_GOAL OF THE EXERCISE_. Please repeat, precisely as written, only the lines from the one containing "Transcribe this image's" through the last line of the records below, pictures omitted.

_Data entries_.
-----
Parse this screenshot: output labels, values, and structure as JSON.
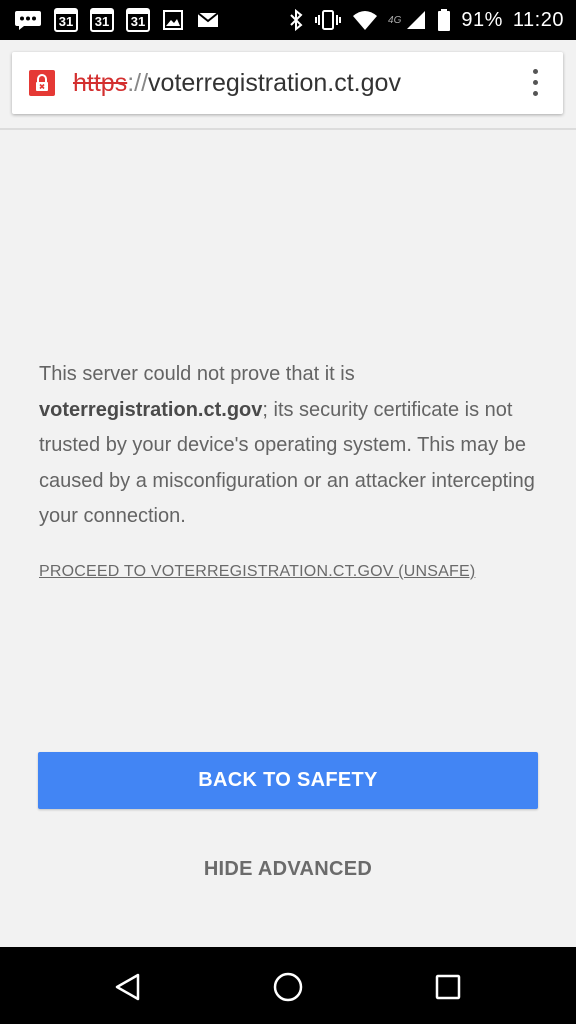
{
  "status_bar": {
    "notifications": [
      "message-icon",
      "calendar-icon",
      "calendar-icon",
      "calendar-icon",
      "image-icon",
      "mail-icon"
    ],
    "calendar_day": "31",
    "network": "4G",
    "battery": "91%",
    "time": "11:20"
  },
  "url_bar": {
    "scheme": "https",
    "separator": "://",
    "host": "voterregistration.ct.gov"
  },
  "interstitial": {
    "message_part1": "This server could not prove that it is ",
    "host_bold": "voterregistration.ct.gov",
    "message_part2": "; its security certificate is not trusted by your device's operating system. This may be caused by a misconfiguration or an attacker intercepting your connection.",
    "proceed_link": "PROCEED TO VOTERREGISTRATION.CT.GOV (UNSAFE)",
    "back_button": "BACK TO SAFETY",
    "hide_advanced": "HIDE ADVANCED"
  },
  "colors": {
    "accent": "#4285f4",
    "danger": "#e53935",
    "background": "#f2f2f2"
  }
}
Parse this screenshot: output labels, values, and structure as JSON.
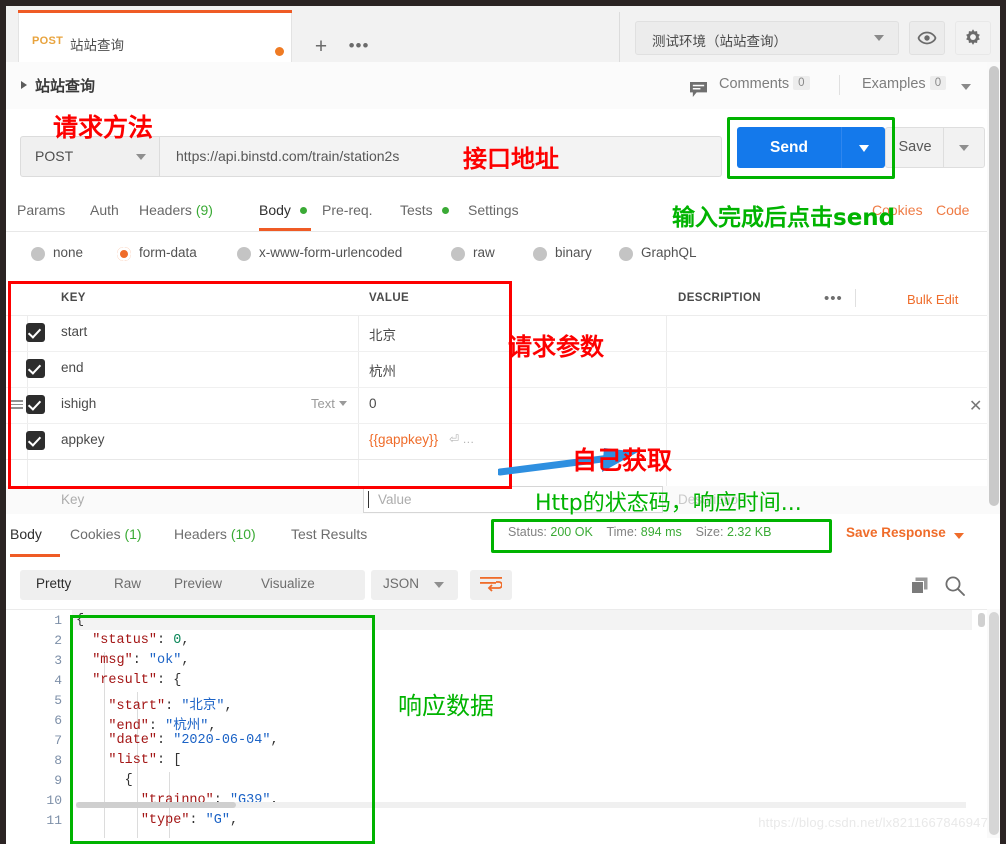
{
  "window": {
    "frame_color": "#2b2423"
  },
  "tabstrip": {
    "request_tab": {
      "method": "POST",
      "name": "站站查询",
      "unsaved_dot": true
    },
    "new_tab_label": "+",
    "more_label": "•••",
    "environment": {
      "selected": "测试环境（站站查询）"
    },
    "eye_icon": "eye-icon",
    "gear_icon": "gear-icon"
  },
  "breadcrumb": {
    "title": "站站查询",
    "comments_label": "Comments",
    "comments_count": "0",
    "examples_label": "Examples",
    "examples_count": "0"
  },
  "url_bar": {
    "method": "POST",
    "url": "https://api.binstd.com/train/station2s",
    "send_label": "Send",
    "save_label": "Save"
  },
  "request_tabs": {
    "items": [
      {
        "label": "Params",
        "active": false
      },
      {
        "label": "Auth",
        "active": false
      },
      {
        "label": "Headers",
        "count": "(9)",
        "active": false
      },
      {
        "label": "Body",
        "dot": true,
        "active": true
      },
      {
        "label": "Pre-req.",
        "active": false
      },
      {
        "label": "Tests",
        "dot": true,
        "active": false
      },
      {
        "label": "Settings",
        "active": false
      }
    ],
    "cookies_link": "Cookies",
    "code_link": "Code"
  },
  "body_types": {
    "options": [
      {
        "label": "none",
        "selected": false
      },
      {
        "label": "form-data",
        "selected": true
      },
      {
        "label": "x-www-form-urlencoded",
        "selected": false
      },
      {
        "label": "raw",
        "selected": false
      },
      {
        "label": "binary",
        "selected": false
      },
      {
        "label": "GraphQL",
        "selected": false
      }
    ]
  },
  "params_table": {
    "headers": {
      "key": "KEY",
      "value": "VALUE",
      "description": "DESCRIPTION"
    },
    "bulk_edit_label": "Bulk Edit",
    "more_label": "•••",
    "rows": [
      {
        "checked": true,
        "key": "start",
        "value": "北京",
        "description": ""
      },
      {
        "checked": true,
        "key": "end",
        "value": "杭州",
        "description": ""
      },
      {
        "checked": true,
        "key": "ishigh",
        "value": "0",
        "description": "",
        "type": "Text",
        "has_remove": true,
        "has_drag": true
      },
      {
        "checked": true,
        "key": "appkey",
        "value": "{{gappkey}}",
        "description": "",
        "is_variable": true
      }
    ],
    "new_row": {
      "key_placeholder": "Key",
      "value_placeholder": "Value",
      "desc_placeholder": "Description"
    }
  },
  "response_tabs": {
    "items": [
      {
        "label": "Body",
        "active": true
      },
      {
        "label": "Cookies",
        "count": "(1)",
        "active": false
      },
      {
        "label": "Headers",
        "count": "(10)",
        "active": false
      },
      {
        "label": "Test Results",
        "active": false
      }
    ],
    "status_label": "Status:",
    "status_value": "200 OK",
    "time_label": "Time:",
    "time_value": "894 ms",
    "size_label": "Size:",
    "size_value": "2.32 KB",
    "save_response_label": "Save Response"
  },
  "response_viewer": {
    "modes": [
      {
        "label": "Pretty",
        "active": true
      },
      {
        "label": "Raw",
        "active": false
      },
      {
        "label": "Preview",
        "active": false
      },
      {
        "label": "Visualize",
        "active": false
      }
    ],
    "format": "JSON",
    "wrap_icon": "word-wrap-icon",
    "copy_icon": "copy-icon",
    "search_icon": "search-icon"
  },
  "response_body": {
    "line_numbers": [
      "1",
      "2",
      "3",
      "4",
      "5",
      "6",
      "7",
      "8",
      "9",
      "10",
      "11"
    ],
    "lines": [
      {
        "n": "1",
        "indent": 0,
        "segments": [
          {
            "t": "{",
            "c": "p"
          }
        ]
      },
      {
        "n": "2",
        "indent": 2,
        "segments": [
          {
            "t": "\"status\"",
            "c": "k"
          },
          {
            "t": ": ",
            "c": "p"
          },
          {
            "t": "0",
            "c": "n"
          },
          {
            "t": ",",
            "c": "p"
          }
        ]
      },
      {
        "n": "3",
        "indent": 2,
        "segments": [
          {
            "t": "\"msg\"",
            "c": "k"
          },
          {
            "t": ": ",
            "c": "p"
          },
          {
            "t": "\"ok\"",
            "c": "s"
          },
          {
            "t": ",",
            "c": "p"
          }
        ]
      },
      {
        "n": "4",
        "indent": 2,
        "segments": [
          {
            "t": "\"result\"",
            "c": "k"
          },
          {
            "t": ": {",
            "c": "p"
          }
        ]
      },
      {
        "n": "5",
        "indent": 4,
        "segments": [
          {
            "t": "\"start\"",
            "c": "k"
          },
          {
            "t": ": ",
            "c": "p"
          },
          {
            "t": "\"北京\"",
            "c": "s"
          },
          {
            "t": ",",
            "c": "p"
          }
        ]
      },
      {
        "n": "6",
        "indent": 4,
        "segments": [
          {
            "t": "\"end\"",
            "c": "k"
          },
          {
            "t": ": ",
            "c": "p"
          },
          {
            "t": "\"杭州\"",
            "c": "s"
          },
          {
            "t": ",",
            "c": "p"
          }
        ]
      },
      {
        "n": "7",
        "indent": 4,
        "segments": [
          {
            "t": "\"date\"",
            "c": "k"
          },
          {
            "t": ": ",
            "c": "p"
          },
          {
            "t": "\"2020-06-04\"",
            "c": "s"
          },
          {
            "t": ",",
            "c": "p"
          }
        ]
      },
      {
        "n": "8",
        "indent": 4,
        "segments": [
          {
            "t": "\"list\"",
            "c": "k"
          },
          {
            "t": ": [",
            "c": "p"
          }
        ]
      },
      {
        "n": "9",
        "indent": 6,
        "segments": [
          {
            "t": "{",
            "c": "p"
          }
        ]
      },
      {
        "n": "10",
        "indent": 8,
        "segments": [
          {
            "t": "\"trainno\"",
            "c": "k"
          },
          {
            "t": ": ",
            "c": "p"
          },
          {
            "t": "\"G39\"",
            "c": "s"
          },
          {
            "t": ",",
            "c": "p"
          }
        ]
      },
      {
        "n": "11",
        "indent": 8,
        "segments": [
          {
            "t": "\"type\"",
            "c": "k"
          },
          {
            "t": ": ",
            "c": "p"
          },
          {
            "t": "\"G\"",
            "c": "s"
          },
          {
            "t": ",",
            "c": "p"
          }
        ]
      }
    ],
    "parsed": {
      "status": 0,
      "msg": "ok",
      "result": {
        "start": "北京",
        "end": "杭州",
        "date": "2020-06-04",
        "list": [
          {
            "trainno": "G39",
            "type": "G"
          }
        ]
      }
    }
  },
  "annotations": {
    "method_note": "请求方法",
    "url_note": "接口地址",
    "send_note": "输入完成后点击send",
    "params_note": "请求参数",
    "appkey_note": "自己获取",
    "status_note": "Http的状态码，响应时间...",
    "response_note": "响应数据",
    "red_color": "#fd0000",
    "green_color": "#00b300",
    "arrow_color": "#2e8fe0"
  },
  "watermark": "https://blog.csdn.net/lx8211667846947"
}
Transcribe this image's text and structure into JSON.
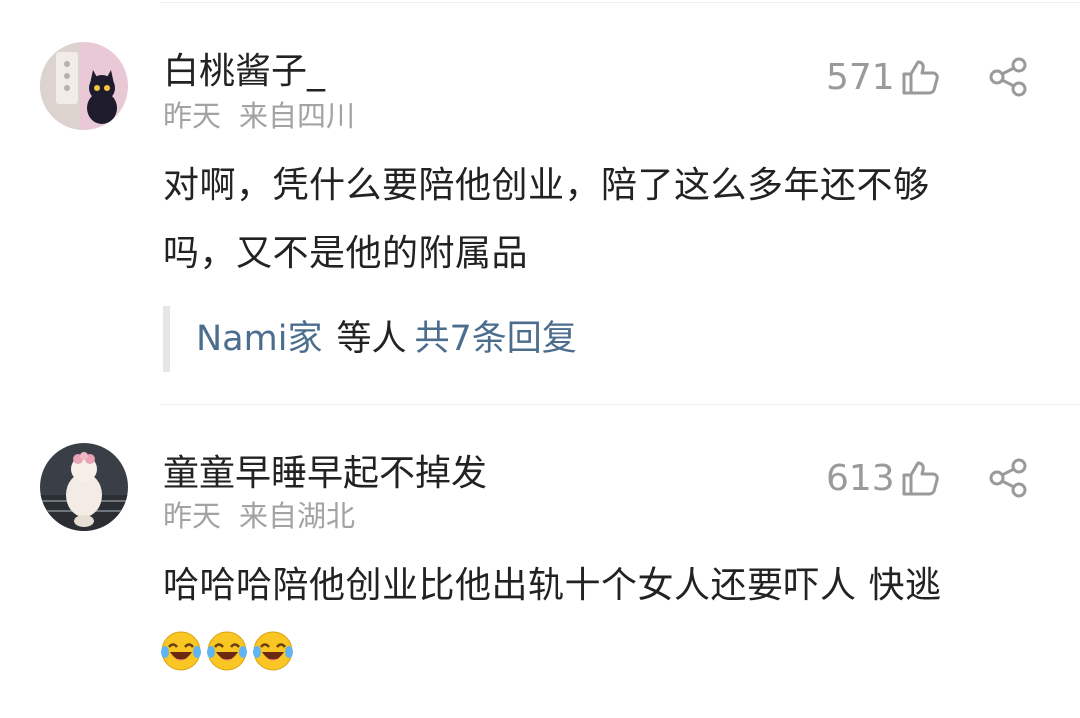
{
  "comments": [
    {
      "username": "白桃酱子_",
      "date": "昨天",
      "location": "来自四川",
      "likes": "571",
      "text_line1": "对啊，凭什么要陪他创业，陪了这么多年还不够",
      "text_line2": "吗，又不是他的附属品",
      "reply": {
        "names": "Nami家",
        "mid": "等人",
        "total": "共7条回复"
      }
    },
    {
      "username": "童童早睡早起不掉发",
      "date": "昨天",
      "location": "来自湖北",
      "likes": "613",
      "text_line1": "哈哈哈陪他创业比他出轨十个女人还要吓人 快逃",
      "emojis": [
        "laugh-cry-emoji",
        "laugh-cry-emoji",
        "laugh-cry-emoji"
      ]
    }
  ],
  "icons": {
    "like": "thumbs-up-icon",
    "share": "share-icon"
  },
  "colors": {
    "link": "#4c6e8e",
    "meta": "#a3a3a3",
    "text": "#222222"
  }
}
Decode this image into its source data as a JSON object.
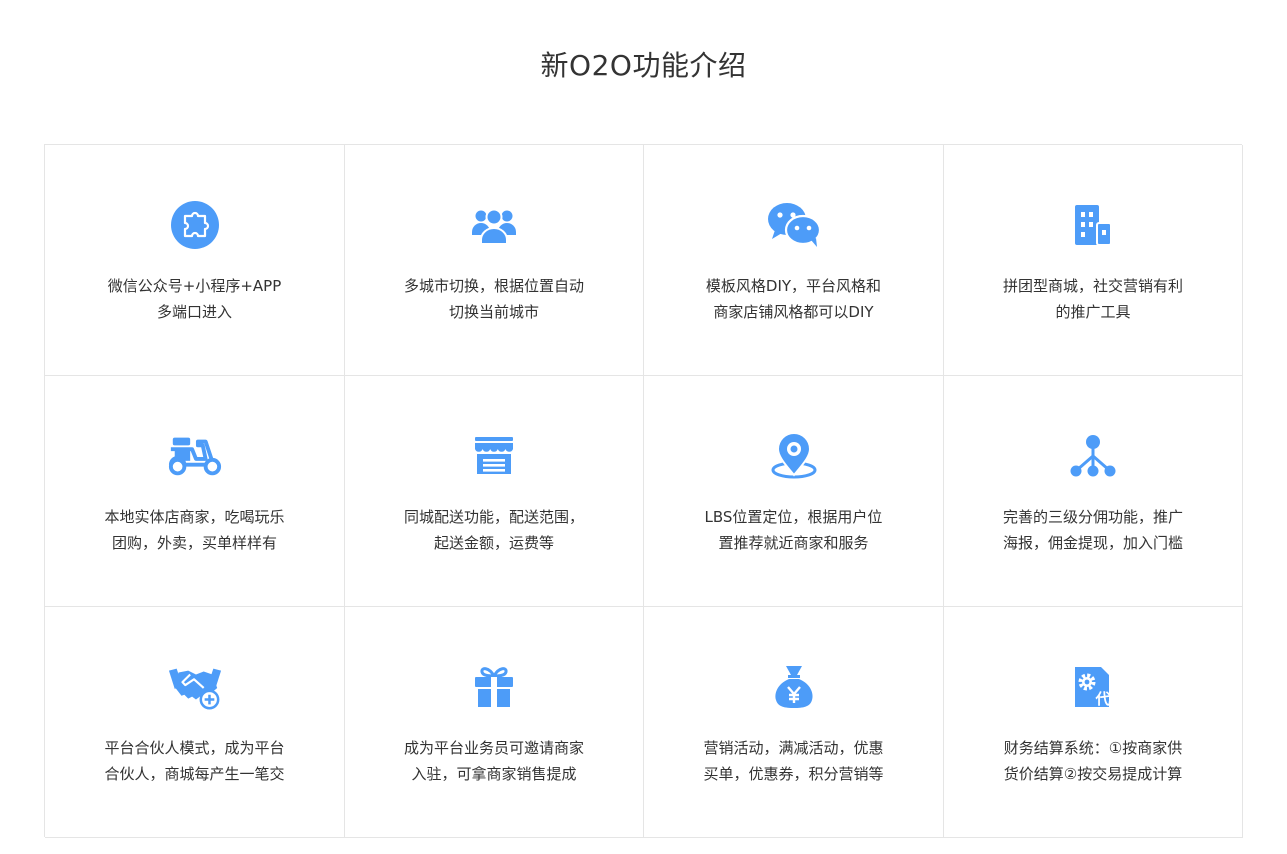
{
  "page": {
    "title": "新O2O功能介绍",
    "accent_color": "#4d9cf8"
  },
  "features": [
    {
      "icon": "puzzle-icon",
      "line1": "微信公众号+小程序+APP",
      "line2": "多端口进入"
    },
    {
      "icon": "users-group-icon",
      "line1": "多城市切换，根据位置自动",
      "line2": "切换当前城市"
    },
    {
      "icon": "wechat-icon",
      "line1": "模板风格DIY，平台风格和",
      "line2": "商家店铺风格都可以DIY"
    },
    {
      "icon": "building-icon",
      "line1": "拼团型商城，社交营销有利",
      "line2": "的推广工具"
    },
    {
      "icon": "scooter-icon",
      "line1": "本地实体店商家，吃喝玩乐",
      "line2": "团购，外卖，买单样样有"
    },
    {
      "icon": "store-icon",
      "line1": "同城配送功能，配送范围，",
      "line2": "起送金额，运费等"
    },
    {
      "icon": "location-pin-icon",
      "line1": "LBS位置定位，根据用户位",
      "line2": "置推荐就近商家和服务"
    },
    {
      "icon": "hierarchy-icon",
      "line1": "完善的三级分佣功能，推广",
      "line2": "海报，佣金提现，加入门槛"
    },
    {
      "icon": "handshake-icon",
      "line1": "平台合伙人模式，成为平台",
      "line2": "合伙人，商城每产生一笔交"
    },
    {
      "icon": "gift-icon",
      "line1": "成为平台业务员可邀请商家",
      "line2": "入驻，可拿商家销售提成"
    },
    {
      "icon": "money-bag-icon",
      "line1": "营销活动，满减活动，优惠",
      "line2": "买单，优惠券，积分营销等"
    },
    {
      "icon": "finance-settings-icon",
      "line1": "财务结算系统：①按商家供",
      "line2": "货价结算②按交易提成计算",
      "badge": "代"
    }
  ]
}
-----
_ANSWER TO THE PROBLEM_.
Transcribe this image's text and structure into JSON.
{
  "comments": [
    {
      "username": "白桃酱子_",
      "date": "昨天",
      "location": "来自四川",
      "likes": "571",
      "text_line1": "对啊，凭什么要陪他创业，陪了这么多年还不够",
      "text_line2": "吗，又不是他的附属品",
      "reply": {
        "names": "Nami家",
        "mid": "等人",
        "total": "共7条回复"
      }
    },
    {
      "username": "童童早睡早起不掉发",
      "date": "昨天",
      "location": "来自湖北",
      "likes": "613",
      "text_line1": "哈哈哈陪他创业比他出轨十个女人还要吓人 快逃",
      "emojis": [
        "laugh-cry-emoji",
        "laugh-cry-emoji",
        "laugh-cry-emoji"
      ]
    }
  ],
  "icons": {
    "like": "thumbs-up-icon",
    "share": "share-icon"
  },
  "colors": {
    "link": "#4c6e8e",
    "meta": "#a3a3a3",
    "text": "#222222"
  }
}
Decode this image into its source data as a JSON object.
{
  "page": {
    "title": "新O2O功能介绍",
    "accent_color": "#4d9cf8"
  },
  "features": [
    {
      "icon": "puzzle-icon",
      "line1": "微信公众号+小程序+APP",
      "line2": "多端口进入"
    },
    {
      "icon": "users-group-icon",
      "line1": "多城市切换，根据位置自动",
      "line2": "切换当前城市"
    },
    {
      "icon": "wechat-icon",
      "line1": "模板风格DIY，平台风格和",
      "line2": "商家店铺风格都可以DIY"
    },
    {
      "icon": "building-icon",
      "line1": "拼团型商城，社交营销有利",
      "line2": "的推广工具"
    },
    {
      "icon": "scooter-icon",
      "line1": "本地实体店商家，吃喝玩乐",
      "line2": "团购，外卖，买单样样有"
    },
    {
      "icon": "store-icon",
      "line1": "同城配送功能，配送范围，",
      "line2": "起送金额，运费等"
    },
    {
      "icon": "location-pin-icon",
      "line1": "LBS位置定位，根据用户位",
      "line2": "置推荐就近商家和服务"
    },
    {
      "icon": "hierarchy-icon",
      "line1": "完善的三级分佣功能，推广",
      "line2": "海报，佣金提现，加入门槛"
    },
    {
      "icon": "handshake-icon",
      "line1": "平台合伙人模式，成为平台",
      "line2": "合伙人，商城每产生一笔交"
    },
    {
      "icon": "gift-icon",
      "line1": "成为平台业务员可邀请商家",
      "line2": "入驻，可拿商家销售提成"
    },
    {
      "icon": "money-bag-icon",
      "line1": "营销活动，满减活动，优惠",
      "line2": "买单，优惠券，积分营销等"
    },
    {
      "icon": "finance-settings-icon",
      "line1": "财务结算系统：①按商家供",
      "line2": "货价结算②按交易提成计算",
      "badge": "代"
    }
  ]
}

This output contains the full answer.